Feeling like an imposter can also upset your entrepreneurial drive. Perhaps you haven’t pursued your online business idea, for example, because of your fear of failure.
» Further reading: Ways To Cope With Money Stress: 5 Simple Strategies.
In addition to affecting your desire to move to better jobs or take on new business opportunities, impostorism can cause you to take an early exit from a job when, in fact, you’re performing well.
Gardner adds: “Oftentimes we compare ourselves with people in better positions and contrast all of their strengths with all of our weaknesses. Thus, we don’t feel qualified.”
Dealing with imposter syndrome
To cope with impostor syndrome, you need to overcome persistent beliefs about your lack of skills or competence. Adjusting how you think about success isn’t easy, but it’s essential to develop your confidence and help you deal with these feelings.
Steps to deal with imposter syndrome
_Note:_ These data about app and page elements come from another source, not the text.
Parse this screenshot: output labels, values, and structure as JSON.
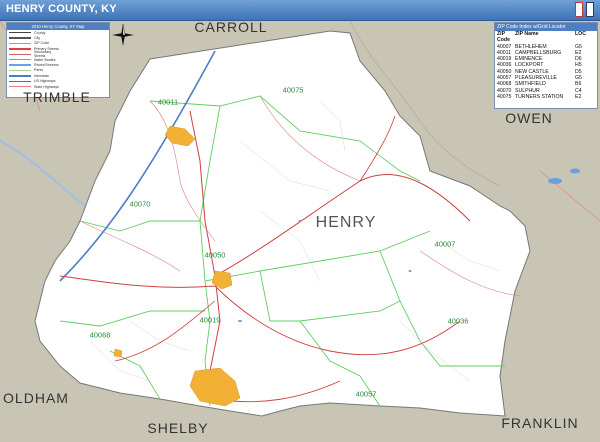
{
  "header": {
    "title": "HENRY COUNTY, KY"
  },
  "logo": {
    "part1": "",
    "part2": ""
  },
  "legend": {
    "title": "2010 Henry County, KY Map",
    "rows": [
      {
        "label": "County",
        "color": "#444444"
      },
      {
        "label": "City",
        "color": "#555555"
      },
      {
        "label": "ZIP Code",
        "color": "#5fcf5f"
      },
      {
        "label": "Primary Streets",
        "color": "#e04040"
      },
      {
        "label": "Secondary Streets",
        "color": "#cc6666"
      },
      {
        "label": "Water Bodies",
        "color": "#6aa0e0"
      },
      {
        "label": "Rivers/Streams",
        "color": "#6aa0e0"
      },
      {
        "label": "Parks",
        "color": "#a8d48a"
      },
      {
        "label": "Interstate",
        "color": "#4a7ec9"
      },
      {
        "label": "US Highways",
        "color": "#d04040"
      },
      {
        "label": "State Highways",
        "color": "#e08080"
      }
    ]
  },
  "zip_table": {
    "title": "ZIP Code Index w/Grid Locator",
    "headers": [
      "ZIP Code",
      "ZIP Name",
      "LOC"
    ],
    "rows": [
      [
        "40007",
        "BETHLEHEM",
        "G5"
      ],
      [
        "40011",
        "CAMPBELLSBURG",
        "E2"
      ],
      [
        "40019",
        "EMINENCE",
        "D6"
      ],
      [
        "40036",
        "LOCKPORT",
        "H5"
      ],
      [
        "40050",
        "NEW CASTLE",
        "D5"
      ],
      [
        "40057",
        "PLEASUREVILLE",
        "G5"
      ],
      [
        "40068",
        "SMITHFIELD",
        "B6"
      ],
      [
        "40070",
        "SULPHUR",
        "C4"
      ],
      [
        "40075",
        "TURNERS STATION",
        "E2"
      ]
    ]
  },
  "map": {
    "counties": [
      {
        "name": "CARROLL",
        "key": "carroll"
      },
      {
        "name": "TRIMBLE",
        "key": "trimble"
      },
      {
        "name": "OWEN",
        "key": "owen"
      },
      {
        "name": "HENRY",
        "key": "henry"
      },
      {
        "name": "OLDHAM",
        "key": "oldham"
      },
      {
        "name": "SHELBY",
        "key": "shelby"
      },
      {
        "name": "FRANKLIN",
        "key": "franklin"
      }
    ],
    "zip_labels": [
      {
        "code": "40075",
        "key": "z40075"
      },
      {
        "code": "40011",
        "key": "z40011"
      },
      {
        "code": "40070",
        "key": "z40070"
      },
      {
        "code": "40050",
        "key": "z40050"
      },
      {
        "code": "40007",
        "key": "z40007"
      },
      {
        "code": "40036",
        "key": "z40036"
      },
      {
        "code": "40019",
        "key": "z40019"
      },
      {
        "code": "40068",
        "key": "z40068"
      },
      {
        "code": "40057",
        "key": "z40057"
      }
    ],
    "colors": {
      "county_fill": "#ffffff",
      "outside": "#c9c5b5",
      "zip_boundary": "#5fcf5f",
      "roads": "#d04040",
      "water": "#6aa0e0",
      "urban": "#f2b035"
    }
  }
}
- Recalibrate who you compare yourself to. Setting the bar too high can cause feelings of inadequacy. So it helps to look for a more applicable standard to your personal situation. “People need to make sure they appropriately calibrate who they are comparing themselves to and on what attributes,” professor Gardner says.
- Look for support from people outside your circle. Reaching out to people who aren’t part of the environment where you feel like a fraud may give you a different perspective on your achievements. Reaching out to family, friends and others can be positive.
- If you’re performing, remind yourself of it. Reminding yourself of your accomplishments helps get them recognized by your greatest critic: you. Reward yourself, appreciate and celebrate your wins.
- Look for support. Seeking the support of others and building relationships with peers can help boost confidence. Networking inside and outside the workplace can help you feel more comfortable with your talents.
- Adjust your definition of competence. When you’re doing your work well, it doesn’t mean that you’re “faking it” because you feel others are more competent. We’re all human. Even those you consider extremely competent make mistakes.
- Focus on your strengths. Fixating on past mistakes can lead you to overlook your own strengths. Focusing on your personal advantages can help you cope with stress and angst.
- Accept your accomplishments. Avoid downplaying your accomplishments and assuming that if you can do it, anybody else can too. Change how you think about yourself.
If you think you’re experiencing imposter syndrome, acknowledge your feelings as a first step. It’s important that you break your thinking pattern and reframe your beliefs about your accomplishments and how others see them.
Start by discarding the idea that you’re not good enough or are somehow lucky in your success. Reminding yourself of your achievements and focusing on your strengths can invigorate your confidence to overcome impostor syndrome.
Researchers (Clance, 1985, among others) have determined that a number of factors can contribute to impostorism: Perfectionism, family environment and culture can lead to impostor syndrome.
Overcoming impostor syndrome involves reframing your beliefs about your competence and acknowledging your feelings. Steps you can take include: looking for support outside your circle, networking, redefining your standard of competence and celebrating your successes.
The main example or symptom is feeling that you don’t deserve your accomplishments, worrying that they might be exposed as a fraud. Other symptoms include over-preparing to accomplish tasks fearing you’re not entitled to make mistakes and setting unsustainable, high expectations for yourself.
It varies. Some people experience it temporarily; for example, when starting a new job. For others, it can be a life-long feeling.